Millennials and Gen Z generations are already changing how people buy shoes. History has shown the growth of stores and the excess of income to purchase high end shoes. As the age of the internet came, so did online shopping. Footwear now accounts for 23% of online sales, which mostly comes from Amazon.com.

The shoe breathes with existence along your run, but questions life…

The Shoe Questions High Prices

When the shoe finally completes it's journey of life, big companies like Nike only make around $5.00 per shoe. Which is shockingly low to how much you paid for your shoe. The answer as to why is simply the game of the industry. To make and create materials, it costs. Just like any other product in this world, the shoe has to go through its journey and pay each hand it passes through along the way. From brand design teams, to factory workers, to retailers, each section of a company plays a part in making the shoe that you take to the trail or a race.


In 1992, shoe sales amounted to over $18 billion, which increased to over $31 billion by 2014.

The profits of the footwear industry are only expected to grow in the coming years. The fashion trend of casual comfort has increased the style value of sneakers, which in turn creates a stronger industry driven by the consumer's wants. Although there may be a few challenging bumps along the way for the industry with the increasing desire for environmentally friendly shoes and the rising price of raw materials,

Social fitness and athleisure also contribute to the high cost of shoes.
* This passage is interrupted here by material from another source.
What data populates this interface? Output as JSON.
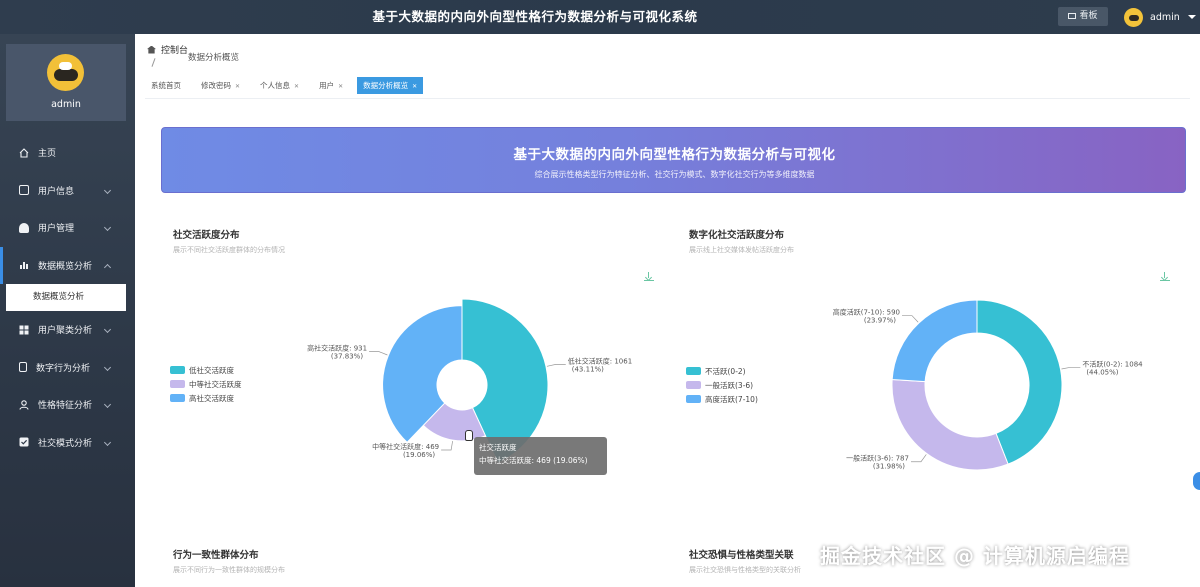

As trends become popular, it can drive up the price. When it comes down to it, a shoe is a collaboration of rubber, mesh, and glue. The money is really in the marketing and the brand name. When purchasing a shoe, you are also buying into a brand.

Knock-off brands can be seen as similar, but often are made in lower wage factories and have a questionable understanding about intellectual property rights. It is a battle still being investigated and sorted out to keep stores honest with manufacturing purchases.

As the shoe comes to understand its existence, it closes a chapter of life…

The Shoe Completes the Journey

The shoe completes its full cycle of life as you run the last mile before your sole gives way. The mesh torn from all the wear and tear you brought upon your feet while running. The shoe has traveled across the sea, through mountains, and onto your feet. It has made the treacherous journey from a factory in lands it may never see again that brings it to the store for your purchase.

As the shoe completes its journey it may end up retiring to donation, or being recycled for reuse of materials. It no longer questions the high cost of its existence, because it boils down to paying the hands that worked so hard to make it, and a general understanding of the shoe industry making profit.

You have the power to decide which companies you support when making a purchasing decision. If you are more environmentally and socially conscious, then double check the facts of how companies operate before choosing your next pair of shoes.

There are billions of shoes roaming around the world on their own little journey. The truth about high cost of shoes is simply that is takes people and money to make a product possible. Great shoes are expensive, but it provides jobs across the globe. Your purchase fuels families, and gives life to the economy.

Next time you tie on your shoes for that long run, ponder all the hands that made it possible for you to achieve your best mile.



Bethany Widdicombe

Bethany Widdicombe

Bethany Widdicombe is a runner at heart, a researcher by nature, and a writer by passion. Having traveled across the world, she continues to be an advocate for awareness and knowledge that empowers people to a better life. You can now find her running out on the trail, or nestled away writing her next article.

Portland, OR